TASK REQUIREMENTS
The records below are to be restated word for word, with their images omitted.

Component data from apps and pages
◇ ◇ ◇ ◇ ◇

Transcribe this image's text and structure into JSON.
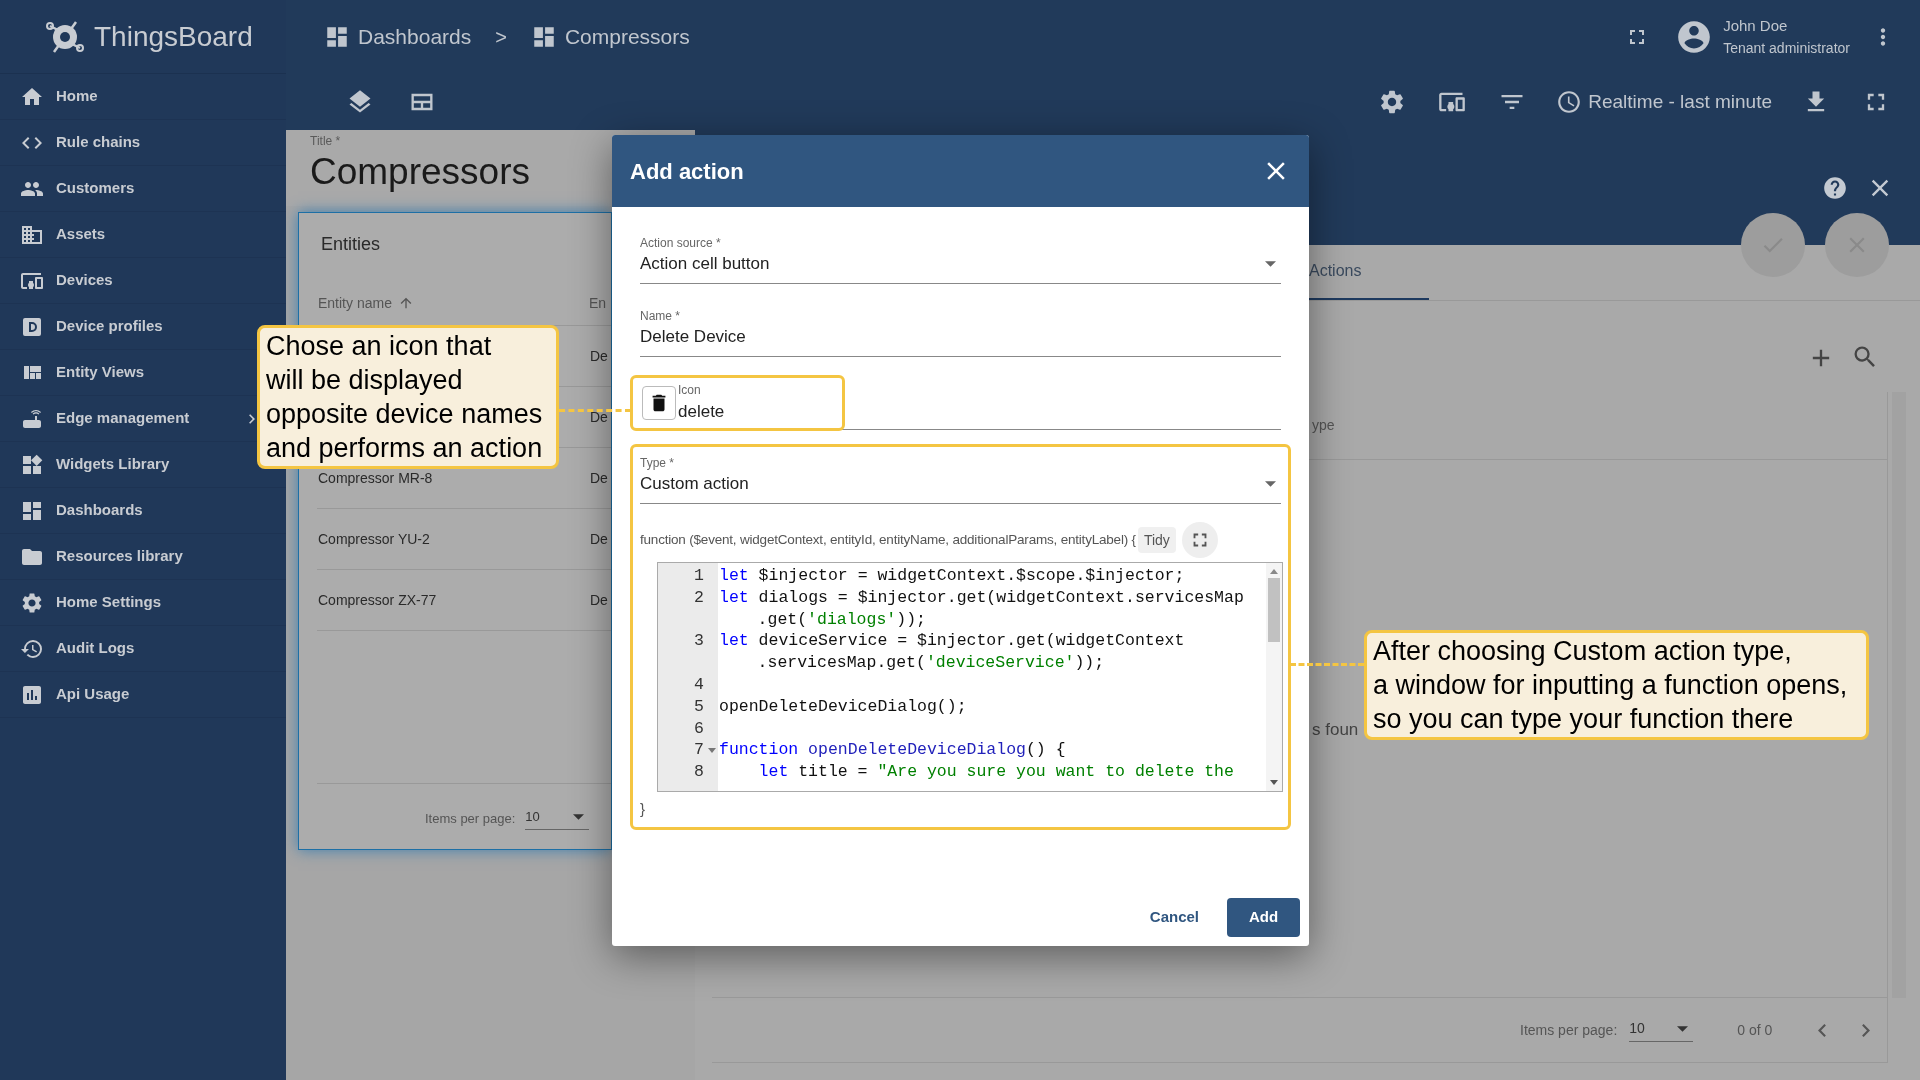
{
  "header": {
    "app_name": "ThingsBoard",
    "breadcrumbs": [
      {
        "label": "Dashboards"
      },
      {
        "label": "Compressors"
      }
    ],
    "separator": ">",
    "user": {
      "name": "John Doe",
      "role": "Tenant administrator"
    },
    "timewindow": "Realtime - last minute"
  },
  "sidebar": {
    "items": [
      {
        "label": "Home",
        "expandable": false
      },
      {
        "label": "Rule chains",
        "expandable": false
      },
      {
        "label": "Customers",
        "expandable": false
      },
      {
        "label": "Assets",
        "expandable": false
      },
      {
        "label": "Devices",
        "expandable": false
      },
      {
        "label": "Device profiles",
        "expandable": false
      },
      {
        "label": "Entity Views",
        "expandable": false
      },
      {
        "label": "Edge management",
        "expandable": true
      },
      {
        "label": "Widgets Library",
        "expandable": false
      },
      {
        "label": "Dashboards",
        "expandable": false
      },
      {
        "label": "Resources library",
        "expandable": false
      },
      {
        "label": "Home Settings",
        "expandable": false
      },
      {
        "label": "Audit Logs",
        "expandable": false
      },
      {
        "label": "Api Usage",
        "expandable": false
      }
    ]
  },
  "dashboard": {
    "title_label": "Title *",
    "title": "Compressors",
    "widget": {
      "title": "Entities",
      "columns": [
        {
          "label": "Entity name",
          "sorted": true
        },
        {
          "label": "En",
          "sorted": false
        }
      ],
      "rows": [
        {
          "type": "De"
        },
        {
          "type": "De"
        },
        {
          "name": "Compressor MR-8",
          "type": "De"
        },
        {
          "name": "Compressor YU-2",
          "type": "De"
        },
        {
          "name": "Compressor ZX-77",
          "type": "De"
        }
      ],
      "paginator": {
        "label": "Items per page:",
        "value": "10"
      }
    }
  },
  "edit_panel": {
    "tabs": [
      {
        "label": "Actions",
        "selected": true
      }
    ],
    "column_fragment": "ype",
    "empty_text": "s foun",
    "paginator": {
      "label": "Items per page:",
      "value": "10",
      "range": "0 of 0"
    }
  },
  "dialog": {
    "title": "Add action",
    "fields": [
      {
        "kind": "select",
        "label": "Action source *",
        "value": "Action cell button"
      },
      {
        "kind": "text",
        "label": "Name *",
        "value": "Delete Device"
      },
      {
        "kind": "icon",
        "label": "Icon",
        "value": "delete"
      },
      {
        "kind": "select",
        "label": "Type *",
        "value": "Custom action"
      }
    ],
    "function_signature": "function ($event, widgetContext, entityId, entityName, additionalParams, entityLabel) {",
    "tidy": "Tidy",
    "code_lines": [
      {
        "number": "1",
        "fold": false,
        "rows": [
          {
            "tokens": [
              {
                "kind": "keyword",
                "text": "let"
              },
              {
                "kind": "plain",
                "text": " $injector = widgetContext.$scope.$injector;"
              }
            ]
          }
        ]
      },
      {
        "number": "2",
        "fold": false,
        "rows": [
          {
            "tokens": [
              {
                "kind": "keyword",
                "text": "let"
              },
              {
                "kind": "plain",
                "text": " dialogs = $injector.get(widgetContext.servicesMap"
              }
            ]
          },
          {
            "tokens": [
              {
                "kind": "plain",
                "text": ".get("
              },
              {
                "kind": "string",
                "text": "'dialogs'"
              },
              {
                "kind": "plain",
                "text": "));"
              }
            ]
          }
        ]
      },
      {
        "number": "3",
        "fold": false,
        "rows": [
          {
            "tokens": [
              {
                "kind": "keyword",
                "text": "let"
              },
              {
                "kind": "plain",
                "text": " deviceService = $injector.get(widgetContext"
              }
            ]
          },
          {
            "tokens": [
              {
                "kind": "plain",
                "text": ".servicesMap.get("
              },
              {
                "kind": "string",
                "text": "'deviceService'"
              },
              {
                "kind": "plain",
                "text": "));"
              }
            ]
          }
        ]
      },
      {
        "number": "4",
        "fold": false
      },
      {
        "number": "5",
        "fold": false,
        "rows": [
          {
            "tokens": [
              {
                "kind": "plain",
                "text": "openDeleteDeviceDialog();"
              }
            ]
          }
        ]
      },
      {
        "number": "6",
        "fold": false
      },
      {
        "number": "7",
        "fold": true,
        "rows": [
          {
            "tokens": [
              {
                "kind": "keyword",
                "text": "function"
              },
              {
                "kind": "function",
                "text": " openDeleteDeviceDialog"
              },
              {
                "kind": "plain",
                "text": "() {"
              }
            ]
          }
        ]
      },
      {
        "number": "8",
        "fold": false,
        "rows": [
          {
            "tokens": [
              {
                "kind": "keyword",
                "text": "    let"
              },
              {
                "kind": "plain",
                "text": " title = "
              },
              {
                "kind": "string",
                "text": "\"Are you sure you want to delete the"
              }
            ]
          }
        ]
      }
    ],
    "closing": "}",
    "buttons": [
      {
        "label": "Cancel",
        "kind": "flat"
      },
      {
        "label": "Add",
        "kind": "primary"
      }
    ]
  },
  "callouts": [
    {
      "text": "Chose an icon that\nwill be displayed\nopposite device names\nand performs an action"
    },
    {
      "text": "After choosing Custom action type,\na window for inputting a function opens,\nso you can type your function there"
    }
  ]
}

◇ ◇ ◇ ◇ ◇

WRITTEN REPLY
Transcribe this image's text and structure into JSON.
{
  "header": {
    "app_name": "ThingsBoard",
    "breadcrumbs": [
      {
        "label": "Dashboards"
      },
      {
        "label": "Compressors"
      }
    ],
    "separator": ">",
    "user": {
      "name": "John Doe",
      "role": "Tenant administrator"
    },
    "timewindow": "Realtime - last minute"
  },
  "sidebar": {
    "items": [
      {
        "label": "Home",
        "expandable": false
      },
      {
        "label": "Rule chains",
        "expandable": false
      },
      {
        "label": "Customers",
        "expandable": false
      },
      {
        "label": "Assets",
        "expandable": false
      },
      {
        "label": "Devices",
        "expandable": false
      },
      {
        "label": "Device profiles",
        "expandable": false
      },
      {
        "label": "Entity Views",
        "expandable": false
      },
      {
        "label": "Edge management",
        "expandable": true
      },
      {
        "label": "Widgets Library",
        "expandable": false
      },
      {
        "label": "Dashboards",
        "expandable": false
      },
      {
        "label": "Resources library",
        "expandable": false
      },
      {
        "label": "Home Settings",
        "expandable": false
      },
      {
        "label": "Audit Logs",
        "expandable": false
      },
      {
        "label": "Api Usage",
        "expandable": false
      }
    ]
  },
  "dashboard": {
    "title_label": "Title *",
    "title": "Compressors",
    "widget": {
      "title": "Entities",
      "columns": [
        {
          "label": "Entity name",
          "sorted": true
        },
        {
          "label": "En",
          "sorted": false
        }
      ],
      "rows": [
        {
          "type": "De"
        },
        {
          "type": "De"
        },
        {
          "name": "Compressor MR-8",
          "type": "De"
        },
        {
          "name": "Compressor YU-2",
          "type": "De"
        },
        {
          "name": "Compressor ZX-77",
          "type": "De"
        }
      ],
      "paginator": {
        "label": "Items per page:",
        "value": "10"
      }
    }
  },
  "edit_panel": {
    "tabs": [
      {
        "label": "Actions",
        "selected": true
      }
    ],
    "column_fragment": "ype",
    "empty_text": "s foun",
    "paginator": {
      "label": "Items per page:",
      "value": "10",
      "range": "0 of 0"
    }
  },
  "dialog": {
    "title": "Add action",
    "fields": [
      {
        "kind": "select",
        "label": "Action source *",
        "value": "Action cell button"
      },
      {
        "kind": "text",
        "label": "Name *",
        "value": "Delete Device"
      },
      {
        "kind": "icon",
        "label": "Icon",
        "value": "delete"
      },
      {
        "kind": "select",
        "label": "Type *",
        "value": "Custom action"
      }
    ],
    "function_signature": "function ($event, widgetContext, entityId, entityName, additionalParams, entityLabel) {",
    "tidy": "Tidy",
    "code_lines": [
      {
        "number": "1",
        "fold": false,
        "rows": [
          {
            "tokens": [
              {
                "kind": "keyword",
                "text": "let"
              },
              {
                "kind": "plain",
                "text": " $injector = widgetContext.$scope.$injector;"
              }
            ]
          }
        ]
      },
      {
        "number": "2",
        "fold": false,
        "rows": [
          {
            "tokens": [
              {
                "kind": "keyword",
                "text": "let"
              },
              {
                "kind": "plain",
                "text": " dialogs = $injector.get(widgetContext.servicesMap"
              }
            ]
          },
          {
            "tokens": [
              {
                "kind": "plain",
                "text": ".get("
              },
              {
                "kind": "string",
                "text": "'dialogs'"
              },
              {
                "kind": "plain",
                "text": "));"
              }
            ]
          }
        ]
      },
      {
        "number": "3",
        "fold": false,
        "rows": [
          {
            "tokens": [
              {
                "kind": "keyword",
                "text": "let"
              },
              {
                "kind": "plain",
                "text": " deviceService = $injector.get(widgetContext"
              }
            ]
          },
          {
            "tokens": [
              {
                "kind": "plain",
                "text": ".servicesMap.get("
              },
              {
                "kind": "string",
                "text": "'deviceService'"
              },
              {
                "kind": "plain",
                "text": "));"
              }
            ]
          }
        ]
      },
      {
        "number": "4",
        "fold": false
      },
      {
        "number": "5",
        "fold": false,
        "rows": [
          {
            "tokens": [
              {
                "kind": "plain",
                "text": "openDeleteDeviceDialog();"
              }
            ]
          }
        ]
      },
      {
        "number": "6",
        "fold": false
      },
      {
        "number": "7",
        "fold": true,
        "rows": [
          {
            "tokens": [
              {
                "kind": "keyword",
                "text": "function"
              },
              {
                "kind": "function",
                "text": " openDeleteDeviceDialog"
              },
              {
                "kind": "plain",
                "text": "() {"
              }
            ]
          }
        ]
      },
      {
        "number": "8",
        "fold": false,
        "rows": [
          {
            "tokens": [
              {
                "kind": "keyword",
                "text": "    let"
              },
              {
                "kind": "plain",
                "text": " title = "
              },
              {
                "kind": "string",
                "text": "\"Are you sure you want to delete the"
              }
            ]
          }
        ]
      }
    ],
    "closing": "}",
    "buttons": [
      {
        "label": "Cancel",
        "kind": "flat"
      },
      {
        "label": "Add",
        "kind": "primary"
      }
    ]
  },
  "callouts": [
    {
      "text": "Chose an icon that\nwill be displayed\nopposite device names\nand performs an action"
    },
    {
      "text": "After choosing Custom action type,\na window for inputting a function opens,\nso you can type your function there"
    }
  ]
}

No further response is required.